Major Hollywood film studios are teaming-up, working together in an attempt to create a standard approach to the DRM types used in various online movie stores – though some notable names are refusing to play ball.
The studios have begun what they are calling their Open Market digital initiative, an attempt to simplify the way consumers interact with online film services by harmonsing DRM use.
The plan appears to be focused on opening the scenery up in order that a consumer can buy a film from any store and watch that movie on any device.
First proposed by Sony last year, Open Market is a trans-company move which already sees studios Fox, Paramount, Sony, Universal and Time Warner involved. Also involved are Amazon, Target, Wal-Mart, Comcast and CinemaNow.
Sources told TechCrunch the studios are putting their weight behind the initiative to avoid the fate of the music industry and as a last ditch effort to stop or slow non-DRM movie sales.
Industry observers can’t help but notice that Apple and key Disney Studios including Pixar, Touchstone and Miramax aren’t part of the initiative, putting their weight behind Apple’s FairPlay model.
Because Apple won’t license FairPlay to other online stores or device manufacturers, Apple’s competitors have the chance to put together a collective approach based on shared DRM principles in order to secure a generous slice of the online film download market.
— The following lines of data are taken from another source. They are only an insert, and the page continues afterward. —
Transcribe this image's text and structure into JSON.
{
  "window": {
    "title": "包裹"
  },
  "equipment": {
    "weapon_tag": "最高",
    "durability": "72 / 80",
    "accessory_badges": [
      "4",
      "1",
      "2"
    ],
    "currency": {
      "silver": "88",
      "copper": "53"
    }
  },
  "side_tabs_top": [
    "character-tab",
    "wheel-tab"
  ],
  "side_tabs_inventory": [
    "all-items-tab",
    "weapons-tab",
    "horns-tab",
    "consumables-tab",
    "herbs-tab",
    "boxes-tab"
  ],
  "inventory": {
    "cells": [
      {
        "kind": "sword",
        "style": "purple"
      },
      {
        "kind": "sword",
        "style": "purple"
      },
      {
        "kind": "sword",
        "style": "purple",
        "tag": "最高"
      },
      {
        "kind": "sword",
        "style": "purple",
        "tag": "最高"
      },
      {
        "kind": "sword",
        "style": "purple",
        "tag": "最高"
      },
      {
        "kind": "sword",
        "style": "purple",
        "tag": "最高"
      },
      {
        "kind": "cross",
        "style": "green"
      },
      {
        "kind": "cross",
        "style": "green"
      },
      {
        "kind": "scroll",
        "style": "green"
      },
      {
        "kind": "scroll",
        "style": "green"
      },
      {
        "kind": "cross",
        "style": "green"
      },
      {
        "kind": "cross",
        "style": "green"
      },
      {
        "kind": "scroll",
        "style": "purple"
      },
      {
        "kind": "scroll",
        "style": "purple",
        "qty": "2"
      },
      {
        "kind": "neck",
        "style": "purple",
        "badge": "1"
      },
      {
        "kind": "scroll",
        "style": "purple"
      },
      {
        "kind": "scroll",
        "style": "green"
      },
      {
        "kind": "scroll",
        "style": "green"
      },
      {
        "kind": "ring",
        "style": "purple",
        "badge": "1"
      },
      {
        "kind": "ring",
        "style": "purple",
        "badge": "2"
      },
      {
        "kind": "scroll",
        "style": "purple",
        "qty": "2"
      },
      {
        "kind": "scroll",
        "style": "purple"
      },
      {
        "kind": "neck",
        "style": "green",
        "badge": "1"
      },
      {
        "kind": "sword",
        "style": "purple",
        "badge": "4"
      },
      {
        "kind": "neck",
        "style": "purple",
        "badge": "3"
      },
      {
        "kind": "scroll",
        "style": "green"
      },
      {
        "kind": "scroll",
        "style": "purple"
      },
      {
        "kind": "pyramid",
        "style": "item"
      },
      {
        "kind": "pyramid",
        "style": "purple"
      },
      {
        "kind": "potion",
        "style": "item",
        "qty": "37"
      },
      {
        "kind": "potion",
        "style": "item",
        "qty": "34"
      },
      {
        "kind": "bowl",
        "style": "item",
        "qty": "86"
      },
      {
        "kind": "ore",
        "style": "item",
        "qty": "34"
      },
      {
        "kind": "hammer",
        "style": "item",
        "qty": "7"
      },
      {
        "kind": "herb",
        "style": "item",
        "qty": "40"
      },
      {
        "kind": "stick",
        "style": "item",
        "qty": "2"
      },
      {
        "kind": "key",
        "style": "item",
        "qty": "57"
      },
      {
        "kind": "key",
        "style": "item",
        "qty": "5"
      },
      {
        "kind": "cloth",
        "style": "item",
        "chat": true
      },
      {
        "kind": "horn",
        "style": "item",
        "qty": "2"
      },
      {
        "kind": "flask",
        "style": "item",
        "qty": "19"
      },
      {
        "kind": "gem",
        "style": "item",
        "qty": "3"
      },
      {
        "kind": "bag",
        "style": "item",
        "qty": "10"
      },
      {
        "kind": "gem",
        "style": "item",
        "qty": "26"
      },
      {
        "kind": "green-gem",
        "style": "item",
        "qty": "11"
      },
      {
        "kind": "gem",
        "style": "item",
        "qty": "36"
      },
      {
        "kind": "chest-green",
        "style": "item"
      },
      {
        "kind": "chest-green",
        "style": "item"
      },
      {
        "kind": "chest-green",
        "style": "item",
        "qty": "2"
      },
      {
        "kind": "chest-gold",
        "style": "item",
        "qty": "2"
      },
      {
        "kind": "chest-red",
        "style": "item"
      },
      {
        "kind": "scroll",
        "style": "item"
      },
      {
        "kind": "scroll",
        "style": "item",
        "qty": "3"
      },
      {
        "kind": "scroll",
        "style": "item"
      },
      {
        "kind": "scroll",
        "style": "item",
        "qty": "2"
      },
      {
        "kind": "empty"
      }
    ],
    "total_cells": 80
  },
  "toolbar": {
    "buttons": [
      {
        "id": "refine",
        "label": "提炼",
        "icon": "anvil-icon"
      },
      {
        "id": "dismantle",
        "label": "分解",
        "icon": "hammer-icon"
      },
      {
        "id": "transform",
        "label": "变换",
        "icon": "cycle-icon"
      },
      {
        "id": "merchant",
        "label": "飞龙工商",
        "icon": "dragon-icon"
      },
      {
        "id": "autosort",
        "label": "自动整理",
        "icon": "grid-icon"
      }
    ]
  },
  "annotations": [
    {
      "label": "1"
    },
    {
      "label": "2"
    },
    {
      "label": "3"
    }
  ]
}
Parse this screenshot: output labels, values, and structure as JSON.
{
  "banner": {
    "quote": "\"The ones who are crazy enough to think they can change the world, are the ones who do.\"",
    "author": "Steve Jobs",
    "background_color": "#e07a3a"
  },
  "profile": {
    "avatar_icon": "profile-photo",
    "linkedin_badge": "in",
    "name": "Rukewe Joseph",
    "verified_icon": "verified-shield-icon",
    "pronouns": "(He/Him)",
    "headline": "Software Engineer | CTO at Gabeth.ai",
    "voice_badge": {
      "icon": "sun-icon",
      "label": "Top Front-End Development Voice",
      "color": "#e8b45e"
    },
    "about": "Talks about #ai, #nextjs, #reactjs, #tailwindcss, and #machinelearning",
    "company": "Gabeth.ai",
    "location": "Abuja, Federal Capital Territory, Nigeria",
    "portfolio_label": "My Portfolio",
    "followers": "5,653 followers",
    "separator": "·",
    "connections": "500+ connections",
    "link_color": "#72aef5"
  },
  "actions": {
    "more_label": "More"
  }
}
However, the increased popularity of BitTorrent and the increased prevalence of online streaming of content suggests studios must move fast to ensure they meet the needs of the changing market.